There is a loophole in Regulation 231 of the National Road Traffic Act (NRTA), which allows for learner transport operators to overload their vehicles with children.
The amendment states that any child under the age of three is not counted as a passenger in a vehicle that is on the road. Furthermore, two children between the ages of three and six are counted as one person. Three children between the ages of six and thirteen (or are
1,5 m or less tall) are counted as two people.
What this essentially means, is that the law allows for overcrowding of young children in vehicles. This means that in an eight-seater vehicle, there can legally be more than 16 children within that vehicle, depending on what their ages are.
This, in a nutshell, explains why South Africa has such a huge problem with learner transport operators, who often use the loophole in the system to their advantage, making a profit through squeezing many children into tiny spaces.
Those most affected by this phenomena are parents from poor or disadvantaged backgrounds as they often make use of public transport to get their children to school.
This is according to Peggie Mars, the founder and managing director of Wheels Well, a non-profit organisation aimed at promoting learner transport safety and increasing awareness on issues related to this matter. “A person is a person, no matter how small they are.

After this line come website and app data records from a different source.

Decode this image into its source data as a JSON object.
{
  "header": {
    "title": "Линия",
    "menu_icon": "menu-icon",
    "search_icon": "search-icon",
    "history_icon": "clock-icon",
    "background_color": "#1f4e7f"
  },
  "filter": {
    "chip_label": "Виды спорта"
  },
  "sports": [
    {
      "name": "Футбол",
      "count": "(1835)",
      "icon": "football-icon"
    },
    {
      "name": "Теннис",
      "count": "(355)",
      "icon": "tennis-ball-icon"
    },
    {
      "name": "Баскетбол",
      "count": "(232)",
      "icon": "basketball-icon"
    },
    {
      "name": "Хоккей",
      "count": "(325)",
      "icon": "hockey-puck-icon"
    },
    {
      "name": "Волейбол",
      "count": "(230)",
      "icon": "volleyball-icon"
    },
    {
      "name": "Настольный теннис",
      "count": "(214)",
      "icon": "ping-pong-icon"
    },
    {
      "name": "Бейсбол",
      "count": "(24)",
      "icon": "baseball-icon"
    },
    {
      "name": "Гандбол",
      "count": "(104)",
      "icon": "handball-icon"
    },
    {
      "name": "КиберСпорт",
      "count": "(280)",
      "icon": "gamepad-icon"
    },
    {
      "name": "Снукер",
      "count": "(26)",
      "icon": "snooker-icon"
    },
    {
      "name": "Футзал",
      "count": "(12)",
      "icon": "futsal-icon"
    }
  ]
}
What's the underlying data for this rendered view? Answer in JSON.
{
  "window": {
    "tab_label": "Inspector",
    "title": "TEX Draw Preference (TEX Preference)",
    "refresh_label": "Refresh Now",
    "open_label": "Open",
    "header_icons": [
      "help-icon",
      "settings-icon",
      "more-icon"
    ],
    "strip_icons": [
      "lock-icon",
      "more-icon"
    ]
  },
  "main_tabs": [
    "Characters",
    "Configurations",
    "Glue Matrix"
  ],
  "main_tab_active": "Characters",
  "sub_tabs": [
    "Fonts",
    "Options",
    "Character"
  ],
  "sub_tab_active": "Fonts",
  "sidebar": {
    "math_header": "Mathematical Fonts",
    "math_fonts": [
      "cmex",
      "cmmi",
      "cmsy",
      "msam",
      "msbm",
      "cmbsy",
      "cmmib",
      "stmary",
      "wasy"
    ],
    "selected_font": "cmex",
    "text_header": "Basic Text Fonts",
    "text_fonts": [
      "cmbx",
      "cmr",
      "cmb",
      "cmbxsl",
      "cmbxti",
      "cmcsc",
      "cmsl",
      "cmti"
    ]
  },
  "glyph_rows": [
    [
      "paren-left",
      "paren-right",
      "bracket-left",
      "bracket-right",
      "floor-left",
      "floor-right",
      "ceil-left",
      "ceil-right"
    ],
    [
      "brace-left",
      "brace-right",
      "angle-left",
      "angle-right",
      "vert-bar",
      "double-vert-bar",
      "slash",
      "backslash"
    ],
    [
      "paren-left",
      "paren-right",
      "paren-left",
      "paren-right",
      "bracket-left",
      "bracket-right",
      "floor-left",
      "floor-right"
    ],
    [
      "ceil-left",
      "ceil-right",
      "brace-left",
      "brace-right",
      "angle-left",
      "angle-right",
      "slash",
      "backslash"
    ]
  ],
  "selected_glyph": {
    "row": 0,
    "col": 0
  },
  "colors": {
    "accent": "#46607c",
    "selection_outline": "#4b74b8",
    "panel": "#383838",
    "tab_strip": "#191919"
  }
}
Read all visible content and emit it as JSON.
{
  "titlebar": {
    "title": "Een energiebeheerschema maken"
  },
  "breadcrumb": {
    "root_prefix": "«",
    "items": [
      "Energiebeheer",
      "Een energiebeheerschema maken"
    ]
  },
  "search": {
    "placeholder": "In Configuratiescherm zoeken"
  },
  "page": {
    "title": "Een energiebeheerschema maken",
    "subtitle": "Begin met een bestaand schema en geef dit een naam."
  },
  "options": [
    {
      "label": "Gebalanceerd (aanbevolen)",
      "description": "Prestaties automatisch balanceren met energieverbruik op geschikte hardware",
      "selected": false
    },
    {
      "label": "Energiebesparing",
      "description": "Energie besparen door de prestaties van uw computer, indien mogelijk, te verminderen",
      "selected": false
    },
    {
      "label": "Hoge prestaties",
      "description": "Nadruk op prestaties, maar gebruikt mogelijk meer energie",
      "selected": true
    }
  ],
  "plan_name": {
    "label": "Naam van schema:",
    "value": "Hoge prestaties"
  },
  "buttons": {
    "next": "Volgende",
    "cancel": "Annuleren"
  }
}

Every child should be able to sit on a seat with their own seat belt on. I am trying to speak to authorities and get them to hear us and work on changing the legislation, but they are not listening… The government has other issues that they are addressing at the moment,” Mars said.
She added that she is also outraged by a law (regulation 250 of the NRTA), which states that parents may not pay transport operators that allow for their children to be transported to school in a bakkie. “This essentially means that for as long as the bakkie driver transports the learners free of charge, they may continue getting into the vehicle, which does nothing for the safety of those learners,” Mars said.
While some parents are unaware of these overloading conditions, some simply overlook it and take the risk – all in the hope that their children may get schooling education as often learner transport is expensive, transport providers are few and public transport is a hassle for many to use.
“Socio-economic conditions allow for this practice to go on and on and often, the transport operator uses this parent vulnerability to their advantage,” she said.
She asserted that school and parent communities need to start creating conversations and look into ways that will make the government take notice and quickly change legislation.
“While parents may feel helpless because the law in many ways allows for the overcrowding of children between the ages of 3 and 14, at the very least then, parents can look into other factors, such as whether or not the vehicles their children are hopping into are safe or not, are the tyres smooth, is the driver using the correct kind of licence, do the lights and brake pads work, that sort of thing,” Mars added.
Where issues are present, they should alert the authorities about these issues. “The onus is on these communities to use their collective power,” Mars concluded.
To get a free copy of the vehicle checklist that Mars recommends all parents use when trying to check if a vehicle is safe to transport your child, visit http://www.wheelwell.co.za/tick-the-boxes-for-school-buses-in-the-interest-of-children-in-road-safety/